Kitty Ussher is a London-based economist with an extensive background in kitty ussherUK public policy. She is the Managing Director of the independent economic and market research company, Tooley Street Research as well as holding a number of other advisory and non-executive positions.

Ussher was elected as a Labour MP for Burnley in 2005 serving until the 2010 election. During this time she served first on the Public Accounts Committee, then as Parliamentary Private Secretary to Margaret Hodge at the Department for Business, Innovation and Skills and then held junior ministerial positions as Economic Secretary to the Treasury (2007-08) and Parliamentary Undersecretary of State at the Department for Work and Pensions (2008-09) before briefly returning to the Treasury as Exchequer Secretary (2009). Her time in parliament was characterised by Martin Waller, the financial journalist, as “one of the brightest denizens of the lower depths of the Brown administration”.

During her time at the Treasury, Ussher oversaw a review of policy in relation to credit unions and co-operatives, giving them more freedom to grow commercially. She was also the lead minister for the 2009 Dormant Bank and Building Society Accounts Act which allows for the redistribution of unclaimed bank assets. She was also instrumental to the Savings Gateway Act of 2009 which provided financial incentives for people on low incomes to get into the savings habit, but was abolished by the incoming Coalition government in 2010.

Since leaving parliament, Ussher has focussed on the contribution that economic research can make to public policy, first as the Director of Demos (2010-11) and then independently through associate arrangements with other think tanks, notably the Centre for London, Social Market Foundation and Smith Institute as well as under the Tooley Street Research brand.

Her recent focus has mainly been on low pay: her pamphlet estimating a rate of a minimum wage for London led to the policy being adopted by a number of the London mayoral candidates for the 2016 election. Working with Ashwin Kumar and Monique Rotik in a large-scale project for John Lewis Partnership and the CIPD she helped identify the lack of part time career paths as a major structural impediment for those – particularly women – on low pay. Other research interests include analysis of the distribution of wealth using the Office of National Statistics Wealth and Assets Survey, policy towards entrepreneurship and self-employment, and financial services policy.

She contributed to the debate around Labour’s record on the economy with a chapter in the Political Quarterly edition of 2010 entitled Reasssessing New Labour, and a Demos pamphlet in 2011 entitled “City limits, the progressive case for financial services reform” which argued that the correct response to the financial crisis is to understand better its root causes rather than to engage in banker bashing as an aim in itself.
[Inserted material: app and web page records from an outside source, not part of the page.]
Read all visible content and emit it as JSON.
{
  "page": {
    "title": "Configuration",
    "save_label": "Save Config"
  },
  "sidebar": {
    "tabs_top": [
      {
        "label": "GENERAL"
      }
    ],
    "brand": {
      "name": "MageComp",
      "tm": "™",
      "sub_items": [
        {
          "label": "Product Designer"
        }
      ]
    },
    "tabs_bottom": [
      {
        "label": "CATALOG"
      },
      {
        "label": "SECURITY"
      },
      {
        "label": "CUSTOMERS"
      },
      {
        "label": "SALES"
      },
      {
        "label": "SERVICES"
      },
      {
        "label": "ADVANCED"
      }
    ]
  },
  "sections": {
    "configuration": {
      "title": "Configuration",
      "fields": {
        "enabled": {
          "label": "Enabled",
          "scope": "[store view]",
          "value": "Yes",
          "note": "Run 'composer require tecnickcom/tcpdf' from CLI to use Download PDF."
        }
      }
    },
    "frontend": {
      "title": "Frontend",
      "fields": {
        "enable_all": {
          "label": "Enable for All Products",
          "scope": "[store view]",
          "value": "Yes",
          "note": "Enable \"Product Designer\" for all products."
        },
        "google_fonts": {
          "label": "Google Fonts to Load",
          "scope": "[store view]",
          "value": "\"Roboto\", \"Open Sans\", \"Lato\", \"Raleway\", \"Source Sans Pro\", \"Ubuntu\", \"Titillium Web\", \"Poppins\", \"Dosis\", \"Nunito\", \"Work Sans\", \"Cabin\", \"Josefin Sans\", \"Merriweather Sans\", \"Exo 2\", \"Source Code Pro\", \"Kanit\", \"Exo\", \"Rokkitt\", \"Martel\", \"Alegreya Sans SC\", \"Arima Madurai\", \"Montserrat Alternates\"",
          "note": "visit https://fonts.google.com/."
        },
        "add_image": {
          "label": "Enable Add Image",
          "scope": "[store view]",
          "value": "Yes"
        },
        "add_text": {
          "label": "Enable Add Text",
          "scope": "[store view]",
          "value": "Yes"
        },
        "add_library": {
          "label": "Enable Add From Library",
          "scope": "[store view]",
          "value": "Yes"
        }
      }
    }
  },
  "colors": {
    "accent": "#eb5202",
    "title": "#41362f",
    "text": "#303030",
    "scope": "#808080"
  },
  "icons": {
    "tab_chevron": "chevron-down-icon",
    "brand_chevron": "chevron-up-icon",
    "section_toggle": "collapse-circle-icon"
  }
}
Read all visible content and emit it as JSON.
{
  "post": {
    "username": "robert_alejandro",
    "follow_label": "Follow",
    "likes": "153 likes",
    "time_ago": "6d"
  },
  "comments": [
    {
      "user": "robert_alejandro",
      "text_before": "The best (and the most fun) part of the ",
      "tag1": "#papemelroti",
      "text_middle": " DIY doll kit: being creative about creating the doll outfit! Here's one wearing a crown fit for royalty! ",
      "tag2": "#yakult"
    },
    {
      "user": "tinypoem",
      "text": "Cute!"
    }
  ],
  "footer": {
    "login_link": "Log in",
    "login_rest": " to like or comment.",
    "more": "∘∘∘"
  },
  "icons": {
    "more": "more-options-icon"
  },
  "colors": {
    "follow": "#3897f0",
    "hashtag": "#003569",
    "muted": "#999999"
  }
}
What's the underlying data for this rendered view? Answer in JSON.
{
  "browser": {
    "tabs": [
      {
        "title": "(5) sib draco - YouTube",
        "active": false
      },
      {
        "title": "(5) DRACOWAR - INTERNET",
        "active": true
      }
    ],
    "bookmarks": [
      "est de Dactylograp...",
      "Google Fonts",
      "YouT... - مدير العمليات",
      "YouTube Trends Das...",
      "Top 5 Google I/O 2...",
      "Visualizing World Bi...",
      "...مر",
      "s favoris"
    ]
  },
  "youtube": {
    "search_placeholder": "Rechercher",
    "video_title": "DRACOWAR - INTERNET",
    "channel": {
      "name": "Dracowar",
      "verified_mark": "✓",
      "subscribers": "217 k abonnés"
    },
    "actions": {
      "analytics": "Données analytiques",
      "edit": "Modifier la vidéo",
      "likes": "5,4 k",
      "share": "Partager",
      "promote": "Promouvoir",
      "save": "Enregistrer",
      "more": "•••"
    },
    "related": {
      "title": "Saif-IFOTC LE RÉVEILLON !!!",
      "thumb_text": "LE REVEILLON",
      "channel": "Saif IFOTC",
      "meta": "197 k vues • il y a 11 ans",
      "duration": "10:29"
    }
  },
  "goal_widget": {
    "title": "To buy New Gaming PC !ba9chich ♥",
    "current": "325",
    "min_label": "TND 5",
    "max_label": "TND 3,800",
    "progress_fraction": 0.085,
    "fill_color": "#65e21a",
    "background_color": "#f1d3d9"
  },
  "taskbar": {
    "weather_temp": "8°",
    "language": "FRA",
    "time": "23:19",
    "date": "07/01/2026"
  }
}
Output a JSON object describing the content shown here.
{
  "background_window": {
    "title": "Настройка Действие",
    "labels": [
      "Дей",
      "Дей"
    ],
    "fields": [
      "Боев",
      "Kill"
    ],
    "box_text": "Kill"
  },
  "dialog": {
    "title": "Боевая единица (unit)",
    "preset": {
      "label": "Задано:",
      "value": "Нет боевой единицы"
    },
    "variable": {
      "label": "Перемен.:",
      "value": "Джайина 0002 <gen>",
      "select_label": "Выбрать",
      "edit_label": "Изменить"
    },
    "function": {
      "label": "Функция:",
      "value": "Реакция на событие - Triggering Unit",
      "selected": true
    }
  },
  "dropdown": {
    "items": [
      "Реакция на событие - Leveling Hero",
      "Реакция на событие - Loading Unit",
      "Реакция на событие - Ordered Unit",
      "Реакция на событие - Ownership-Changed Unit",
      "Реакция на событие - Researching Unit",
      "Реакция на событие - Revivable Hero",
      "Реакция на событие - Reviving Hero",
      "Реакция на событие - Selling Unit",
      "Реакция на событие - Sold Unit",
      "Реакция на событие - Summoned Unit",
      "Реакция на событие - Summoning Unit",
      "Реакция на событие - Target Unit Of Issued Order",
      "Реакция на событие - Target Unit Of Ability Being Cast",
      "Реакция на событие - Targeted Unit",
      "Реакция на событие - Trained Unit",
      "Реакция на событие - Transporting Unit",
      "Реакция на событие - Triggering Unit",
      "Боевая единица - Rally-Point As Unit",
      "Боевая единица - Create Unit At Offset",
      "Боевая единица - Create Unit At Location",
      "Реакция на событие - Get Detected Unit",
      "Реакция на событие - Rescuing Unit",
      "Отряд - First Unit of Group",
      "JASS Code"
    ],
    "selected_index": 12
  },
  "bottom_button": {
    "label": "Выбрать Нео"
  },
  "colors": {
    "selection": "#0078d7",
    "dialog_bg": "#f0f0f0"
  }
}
She has been a strong advocate of the ability of the Labour party to use the levers of government to achieve radical empowering change for individuals in a way that strengthens, rather than weakens, the economic position of the country as a whole.

In her early career she worked as a macroeconomic forecaster at the Economist Intelligence Unit, chief economist on the Britain in Europe campaign and Special Adviser to Patricia Hewitt at the Department for Trade and Industry. From 1998 to 2002 she served as a Labour Councillor in the London Borough of Lambeth.

Ussher also holds the following positions:

  • Member, Financial Services Consumer Panel
  • Chief Economic Advisor, Portland Communications
  • Member, Independent Economists’ Panel, TheCityUK
  • Member, Economic Advisory Panel, British Chambers of Commerce.

She holds an undergraduate degree in Politics and Economics at Balliol College Oxford and an MSc in Economics from Birkbeck College London. She is also – very slowly – studying modules on statistics and data analysis through the Open University.

She is a regular contributor to BBC Radio 4 and Newsnight.